Gates is part of the four-man committee that gave itself a year to find a successor to Chief Executive Officer Steve Ballmer after he announced his plan to retire in August. Sources close to the process have said the search is down to a handful of candidates, but the company itself has been largely silent."We've been doing a lot of meetings with both internal and external candidates and we're pleased with the progress," said Gates at Microsoft's annual shareholder meeting in Bellevue, Washington. "We're looking at a number of candidates and I'm not going to give a timeline today."
Ballmer said in August he planned to retire within 12 months, and the CEO search committee â€“ headed by lead independent director and former IBM executive John Thompson â€“ tasked itself with finding a replacement by the end of that period. Sources close to the company expect an appointment no later than January.
Gates, who in previous years did not address the shareholders' meeting with prepared remarks, went on to describe the challenges of finding the right person to lead Microsoft.
"It's a complex role to fill â€“ a lot of different skills, experience and capabilities that we need," he said. "It's a complex global business the new CEO will have to lead. The person has to have a lot of comfort in leading a highly technical organization and have an ability to work with our top technical talent to seize the opportunities."
Gates paused briefly and choked up with emotion after he thanked Ballmer for his work at the company, saying both he and Ballmer have a commitment "to make sure the next CEO is the right person, for the right time, for the company we both love." Gates and Ballmer are the only two CEOs in Microsoft's 38-year history.
Gates, who co-founded Microsoft with Paul Allen in 1975, then left the stage and sat in the front row of an audience of around 400 people, alongside other members of the board. That was a departure from previous years when he remained onstage and occasionally answered questions.
Microsoft has not shed much light on its CEO search, but sources close to the process have told Reuters the company has narrowed its shortlist of candidates to just a handful, including Ford Motor Co chief Alan Mulally and former Nokia CEO Stephen Elop, as well as former Skype CEO and internal candidate Tony Bates, now responsible for Microsoft's business development.

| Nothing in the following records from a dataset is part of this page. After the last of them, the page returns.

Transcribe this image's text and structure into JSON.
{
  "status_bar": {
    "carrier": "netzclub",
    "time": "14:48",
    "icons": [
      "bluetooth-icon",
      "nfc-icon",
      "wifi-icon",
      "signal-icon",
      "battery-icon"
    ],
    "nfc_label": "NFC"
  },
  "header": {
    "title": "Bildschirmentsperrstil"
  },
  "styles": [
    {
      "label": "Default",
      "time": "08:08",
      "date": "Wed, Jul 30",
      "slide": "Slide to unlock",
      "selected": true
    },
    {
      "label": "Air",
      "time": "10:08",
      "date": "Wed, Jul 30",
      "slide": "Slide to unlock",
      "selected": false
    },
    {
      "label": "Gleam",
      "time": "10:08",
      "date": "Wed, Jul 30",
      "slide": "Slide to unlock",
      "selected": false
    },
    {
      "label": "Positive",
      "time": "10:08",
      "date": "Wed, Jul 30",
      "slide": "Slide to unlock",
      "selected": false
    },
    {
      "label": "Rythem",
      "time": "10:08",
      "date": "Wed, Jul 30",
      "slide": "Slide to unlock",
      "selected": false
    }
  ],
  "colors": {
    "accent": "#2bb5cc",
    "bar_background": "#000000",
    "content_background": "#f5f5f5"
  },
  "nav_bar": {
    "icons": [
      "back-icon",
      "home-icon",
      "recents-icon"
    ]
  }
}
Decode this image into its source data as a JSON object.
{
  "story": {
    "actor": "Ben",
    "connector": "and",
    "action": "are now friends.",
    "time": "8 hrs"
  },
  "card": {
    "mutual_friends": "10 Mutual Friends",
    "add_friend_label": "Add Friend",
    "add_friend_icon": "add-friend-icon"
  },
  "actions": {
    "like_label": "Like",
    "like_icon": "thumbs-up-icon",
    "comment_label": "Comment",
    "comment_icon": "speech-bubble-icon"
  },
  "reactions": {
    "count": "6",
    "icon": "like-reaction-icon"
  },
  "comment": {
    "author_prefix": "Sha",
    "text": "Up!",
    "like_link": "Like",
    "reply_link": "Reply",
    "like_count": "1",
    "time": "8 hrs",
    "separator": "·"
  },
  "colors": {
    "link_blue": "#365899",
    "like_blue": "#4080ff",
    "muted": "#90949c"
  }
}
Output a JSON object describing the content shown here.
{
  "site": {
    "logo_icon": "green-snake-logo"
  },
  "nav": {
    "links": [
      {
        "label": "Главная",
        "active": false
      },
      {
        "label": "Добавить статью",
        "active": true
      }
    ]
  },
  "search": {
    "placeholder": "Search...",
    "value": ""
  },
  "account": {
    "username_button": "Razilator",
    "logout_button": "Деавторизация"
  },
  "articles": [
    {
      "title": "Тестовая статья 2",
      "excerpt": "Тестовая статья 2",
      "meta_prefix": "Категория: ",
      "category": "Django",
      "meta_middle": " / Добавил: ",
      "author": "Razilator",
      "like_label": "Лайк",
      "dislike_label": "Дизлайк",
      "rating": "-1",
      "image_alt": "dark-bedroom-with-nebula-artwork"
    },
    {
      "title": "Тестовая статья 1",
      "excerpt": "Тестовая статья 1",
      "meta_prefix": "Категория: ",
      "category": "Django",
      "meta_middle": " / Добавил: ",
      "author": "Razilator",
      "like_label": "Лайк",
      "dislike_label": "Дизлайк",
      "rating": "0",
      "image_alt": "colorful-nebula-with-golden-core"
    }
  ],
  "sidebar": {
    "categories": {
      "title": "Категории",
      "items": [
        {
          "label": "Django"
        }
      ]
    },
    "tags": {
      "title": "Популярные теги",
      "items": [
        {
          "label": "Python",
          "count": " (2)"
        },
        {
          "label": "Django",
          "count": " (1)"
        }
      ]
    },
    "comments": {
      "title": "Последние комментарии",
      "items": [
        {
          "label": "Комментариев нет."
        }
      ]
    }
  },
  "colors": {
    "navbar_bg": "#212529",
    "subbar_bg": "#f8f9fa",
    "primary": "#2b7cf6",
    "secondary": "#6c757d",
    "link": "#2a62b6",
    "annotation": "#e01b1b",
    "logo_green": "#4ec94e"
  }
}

Microsoft remains highly profitable and last month beat Wall Street's quarterly profit and revenue forecasts.
But the company has come under criticism for missing some of the largest technology shifts in the past few years from Internet search to social networking, and Apple Inc and Google Inc are now at the vanguard of a mobile computing revolution that is eroding its core PC-based business.
Microsoft's shares closed down 0.5 percent at $36.74 on Nasdaq.